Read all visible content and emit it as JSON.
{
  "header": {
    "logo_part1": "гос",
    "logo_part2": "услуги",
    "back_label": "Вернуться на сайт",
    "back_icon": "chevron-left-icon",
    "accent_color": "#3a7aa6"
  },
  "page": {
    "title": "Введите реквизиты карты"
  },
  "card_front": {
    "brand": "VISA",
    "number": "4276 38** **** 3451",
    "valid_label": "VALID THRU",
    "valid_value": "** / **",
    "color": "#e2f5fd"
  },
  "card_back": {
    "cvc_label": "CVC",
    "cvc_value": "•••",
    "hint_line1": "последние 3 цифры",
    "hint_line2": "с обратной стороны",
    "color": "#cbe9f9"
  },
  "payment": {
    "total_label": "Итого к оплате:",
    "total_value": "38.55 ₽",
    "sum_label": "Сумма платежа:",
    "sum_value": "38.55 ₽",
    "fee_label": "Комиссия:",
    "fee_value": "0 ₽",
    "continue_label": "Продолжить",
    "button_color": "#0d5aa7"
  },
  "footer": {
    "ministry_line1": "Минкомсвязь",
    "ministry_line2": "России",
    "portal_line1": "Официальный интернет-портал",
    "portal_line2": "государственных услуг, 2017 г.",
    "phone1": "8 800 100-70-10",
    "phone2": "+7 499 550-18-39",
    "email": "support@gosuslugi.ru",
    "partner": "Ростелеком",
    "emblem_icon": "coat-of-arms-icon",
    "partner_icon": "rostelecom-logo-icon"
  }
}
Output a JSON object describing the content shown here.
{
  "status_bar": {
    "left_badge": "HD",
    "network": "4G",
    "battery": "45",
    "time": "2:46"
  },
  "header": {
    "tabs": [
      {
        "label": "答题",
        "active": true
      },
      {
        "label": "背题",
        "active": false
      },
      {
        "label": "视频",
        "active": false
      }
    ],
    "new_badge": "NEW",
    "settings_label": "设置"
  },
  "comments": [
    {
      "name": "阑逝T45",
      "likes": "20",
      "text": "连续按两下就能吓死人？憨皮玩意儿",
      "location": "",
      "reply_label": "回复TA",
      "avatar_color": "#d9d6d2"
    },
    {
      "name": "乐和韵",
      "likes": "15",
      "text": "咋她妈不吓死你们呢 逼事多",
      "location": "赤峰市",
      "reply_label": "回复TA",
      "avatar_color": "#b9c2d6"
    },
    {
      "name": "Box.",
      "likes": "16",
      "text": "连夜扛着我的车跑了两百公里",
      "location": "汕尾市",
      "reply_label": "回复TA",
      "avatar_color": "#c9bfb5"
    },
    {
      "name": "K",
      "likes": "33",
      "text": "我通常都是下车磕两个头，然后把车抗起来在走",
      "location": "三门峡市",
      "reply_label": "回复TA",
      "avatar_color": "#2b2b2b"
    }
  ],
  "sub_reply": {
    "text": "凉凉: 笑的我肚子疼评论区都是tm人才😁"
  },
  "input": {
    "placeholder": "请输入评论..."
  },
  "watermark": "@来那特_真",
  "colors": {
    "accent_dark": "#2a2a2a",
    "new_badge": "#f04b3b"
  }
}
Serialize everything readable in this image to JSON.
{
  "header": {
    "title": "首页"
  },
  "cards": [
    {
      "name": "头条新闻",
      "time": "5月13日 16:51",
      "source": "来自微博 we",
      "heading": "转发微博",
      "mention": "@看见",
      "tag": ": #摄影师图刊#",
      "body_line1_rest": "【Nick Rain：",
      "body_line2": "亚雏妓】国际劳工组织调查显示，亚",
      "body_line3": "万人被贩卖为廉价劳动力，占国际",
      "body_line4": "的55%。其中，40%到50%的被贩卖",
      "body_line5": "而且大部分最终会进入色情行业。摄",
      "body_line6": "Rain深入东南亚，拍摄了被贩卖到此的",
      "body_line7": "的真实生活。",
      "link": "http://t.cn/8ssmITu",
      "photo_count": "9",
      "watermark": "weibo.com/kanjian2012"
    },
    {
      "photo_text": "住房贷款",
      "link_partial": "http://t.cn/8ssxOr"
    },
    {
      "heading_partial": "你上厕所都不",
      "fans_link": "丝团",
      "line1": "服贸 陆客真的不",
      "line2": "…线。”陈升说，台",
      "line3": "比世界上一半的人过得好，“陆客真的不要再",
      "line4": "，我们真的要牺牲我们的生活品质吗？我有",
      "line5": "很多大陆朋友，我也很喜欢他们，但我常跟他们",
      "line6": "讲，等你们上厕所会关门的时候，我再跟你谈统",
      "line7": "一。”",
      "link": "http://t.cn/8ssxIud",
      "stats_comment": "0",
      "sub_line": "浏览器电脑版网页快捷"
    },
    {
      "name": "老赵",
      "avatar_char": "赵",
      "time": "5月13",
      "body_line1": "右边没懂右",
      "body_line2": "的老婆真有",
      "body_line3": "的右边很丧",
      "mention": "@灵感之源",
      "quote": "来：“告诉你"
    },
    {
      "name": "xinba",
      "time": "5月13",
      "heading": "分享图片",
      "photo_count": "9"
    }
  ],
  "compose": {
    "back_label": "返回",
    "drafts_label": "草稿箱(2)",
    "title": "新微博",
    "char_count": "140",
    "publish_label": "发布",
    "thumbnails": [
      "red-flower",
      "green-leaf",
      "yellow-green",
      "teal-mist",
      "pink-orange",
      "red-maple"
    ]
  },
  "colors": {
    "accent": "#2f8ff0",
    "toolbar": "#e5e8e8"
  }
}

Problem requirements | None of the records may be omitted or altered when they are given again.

Answer to the exercise |
Read all visible content and emit it as JSON.
{
  "header": {
    "logo_part1": "гос",
    "logo_part2": "услуги",
    "back_label": "Вернуться на сайт",
    "back_icon": "chevron-left-icon",
    "accent_color": "#3a7aa6"
  },
  "page": {
    "title": "Введите реквизиты карты"
  },
  "card_front": {
    "brand": "VISA",
    "number": "4276 38** **** 3451",
    "valid_label": "VALID THRU",
    "valid_value": "** / **",
    "color": "#e2f5fd"
  },
  "card_back": {
    "cvc_label": "CVC",
    "cvc_value": "•••",
    "hint_line1": "последние 3 цифры",
    "hint_line2": "с обратной стороны",
    "color": "#cbe9f9"
  },
  "payment": {
    "total_label": "Итого к оплате:",
    "total_value": "38.55 ₽",
    "sum_label": "Сумма платежа:",
    "sum_value": "38.55 ₽",
    "fee_label": "Комиссия:",
    "fee_value": "0 ₽",
    "continue_label": "Продолжить",
    "button_color": "#0d5aa7"
  },
  "footer": {
    "ministry_line1": "Минкомсвязь",
    "ministry_line2": "России",
    "portal_line1": "Официальный интернет-портал",
    "portal_line2": "государственных услуг, 2017 г.",
    "phone1": "8 800 100-70-10",
    "phone2": "+7 499 550-18-39",
    "email": "support@gosuslugi.ru",
    "partner": "Ростелеком",
    "emblem_icon": "coat-of-arms-icon",
    "partner_icon": "rostelecom-logo-icon"
  }
}
Output a JSON object describing the content shown here.
{
  "status_bar": {
    "left_badge": "HD",
    "network": "4G",
    "battery": "45",
    "time": "2:46"
  },
  "header": {
    "tabs": [
      {
        "label": "答题",
        "active": true
      },
      {
        "label": "背题",
        "active": false
      },
      {
        "label": "视频",
        "active": false
      }
    ],
    "new_badge": "NEW",
    "settings_label": "设置"
  },
  "comments": [
    {
      "name": "阑逝T45",
      "likes": "20",
      "text": "连续按两下就能吓死人？憨皮玩意儿",
      "location": "",
      "reply_label": "回复TA",
      "avatar_color": "#d9d6d2"
    },
    {
      "name": "乐和韵",
      "likes": "15",
      "text": "咋她妈不吓死你们呢 逼事多",
      "location": "赤峰市",
      "reply_label": "回复TA",
      "avatar_color": "#b9c2d6"
    },
    {
      "name": "Box.",
      "likes": "16",
      "text": "连夜扛着我的车跑了两百公里",
      "location": "汕尾市",
      "reply_label": "回复TA",
      "avatar_color": "#c9bfb5"
    },
    {
      "name": "K",
      "likes": "33",
      "text": "我通常都是下车磕两个头，然后把车抗起来在走",
      "location": "三门峡市",
      "reply_label": "回复TA",
      "avatar_color": "#2b2b2b"
    }
  ],
  "sub_reply": {
    "text": "凉凉: 笑的我肚子疼评论区都是tm人才😁"
  },
  "input": {
    "placeholder": "请输入评论..."
  },
  "watermark": "@来那特_真",
  "colors": {
    "accent_dark": "#2a2a2a",
    "new_badge": "#f04b3b"
  }
}
Serialize everything readable in this image to JSON.
{
  "header": {
    "title": "首页"
  },
  "cards": [
    {
      "name": "头条新闻",
      "time": "5月13日 16:51",
      "source": "来自微博 we",
      "heading": "转发微博",
      "mention": "@看见",
      "tag": ": #摄影师图刊#",
      "body_line1_rest": "【Nick Rain：",
      "body_line2": "亚雏妓】国际劳工组织调查显示，亚",
      "body_line3": "万人被贩卖为廉价劳动力，占国际",
      "body_line4": "的55%。其中，40%到50%的被贩卖",
      "body_line5": "而且大部分最终会进入色情行业。摄",
      "body_line6": "Rain深入东南亚，拍摄了被贩卖到此的",
      "body_line7": "的真实生活。",
      "link": "http://t.cn/8ssmITu",
      "photo_count": "9",
      "watermark": "weibo.com/kanjian2012"
    },
    {
      "photo_text": "住房贷款",
      "link_partial": "http://t.cn/8ssxOr"
    },
    {
      "heading_partial": "你上厕所都不",
      "fans_link": "丝团",
      "line1": "服贸 陆客真的不",
      "line2": "…线。”陈升说，台",
      "line3": "比世界上一半的人过得好，“陆客真的不要再",
      "line4": "，我们真的要牺牲我们的生活品质吗？我有",
      "line5": "很多大陆朋友，我也很喜欢他们，但我常跟他们",
      "line6": "讲，等你们上厕所会关门的时候，我再跟你谈统",
      "line7": "一。”",
      "link": "http://t.cn/8ssxIud",
      "stats_comment": "0",
      "sub_line": "浏览器电脑版网页快捷"
    },
    {
      "name": "老赵",
      "avatar_char": "赵",
      "time": "5月13",
      "body_line1": "右边没懂右",
      "body_line2": "的老婆真有",
      "body_line3": "的右边很丧",
      "mention": "@灵感之源",
      "quote": "来：“告诉你"
    },
    {
      "name": "xinba",
      "time": "5月13",
      "heading": "分享图片",
      "photo_count": "9"
    }
  ],
  "compose": {
    "back_label": "返回",
    "drafts_label": "草稿箱(2)",
    "title": "新微博",
    "char_count": "140",
    "publish_label": "发布",
    "thumbnails": [
      "red-flower",
      "green-leaf",
      "yellow-green",
      "teal-mist",
      "pink-orange",
      "red-maple"
    ]
  },
  "colors": {
    "accent": "#2f8ff0",
    "toolbar": "#e5e8e8"
  }
}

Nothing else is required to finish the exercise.